[13:53:29] WHITFIELD: All right. Excitement is building in Philadelphia where the Army/Navy football teams facing off. Kickoff is just an hour away.

Guess who is there? Our Coy Wire, in the thick of it all, bundled up, a little snow falling. There with the fans, fun and football.

COY WIRE, CNN CORRESPONDENT: It has turned into an absolute winter wonderland here for the 118th edition of the classic and iconic Army/Navy rivalry.

(CHEERING)

WIRE: Since 1890, it's been pageantry and tradition and passion at its finest. It's one of America's greatest sporting spectacles.

(CHANTING)

WIRE: Still wanting to get that big win.

Ever since the early morning, our friends here, Bill and Suzie, have been out here tailgating. They're known as mom and dad on the tailgate here.

(CHEERING)

WIRE: Talk about where you're from and how long you've been tailgating.

UNIDENTIFIED MALE: We're local here from Philadelphia since our daughter went to the academy, four or five years before that. She graduated in 2014. So, yes. We come down every year. Great time.

WIRE: Daughter serving in the U.S. Marine Corps. Thank her, and thank you.

Suzie, for those of us who have never seen this game, tell us what makes it so special.

UNIDENTIFIED FEMALE: It's incredible. The rivalry is so incredible. They come up every year and it's absolutely amazing. You just cannot miss it. You've got to be here.

[13:55:04] WIRE: Unbelievable.

Energy, atmosphere, good food. They're serving up food here.

(CHEERING)

WIRE: Barbeque.

(CHEERING)

WIRE: It's almost kickoff time, 3:00 p.m. eastern, Fred.

(CHEERING)

WIRE: It's going to be an incredible matchup. Watching those who defend our nation go out and play.

(CHEERING) WHITFIELD: OK. You have flurries, food, fun, and football.

All right, Coy Wire.
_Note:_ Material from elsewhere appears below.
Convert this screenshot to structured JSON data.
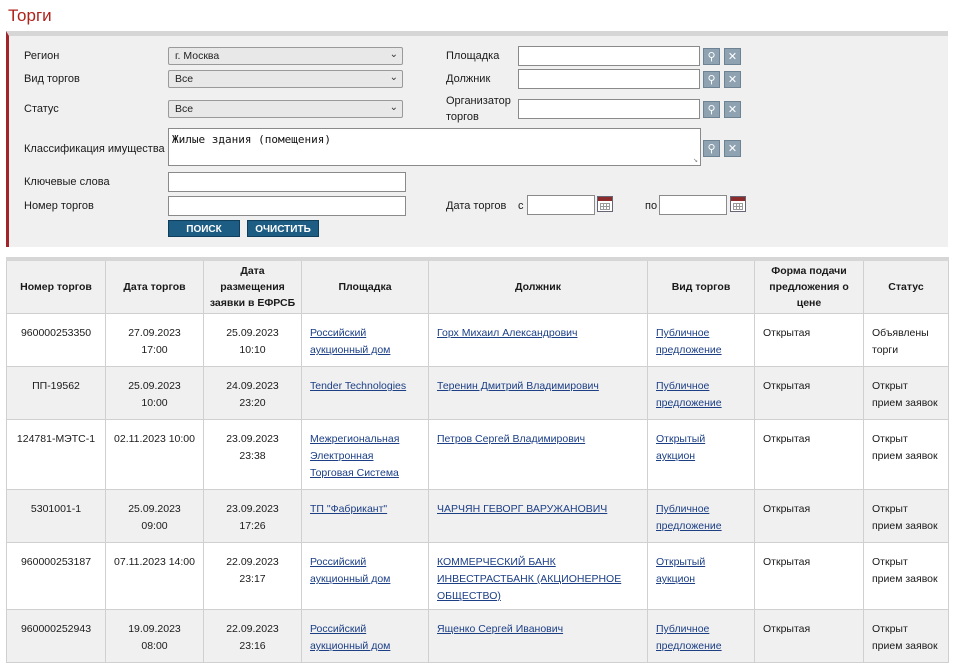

Army/Navy, go, go team.

Thanks so much from Philly.

We've got so much more straight ahead in the NEWSROOM right after this.

(COMMERCIAL BREAK)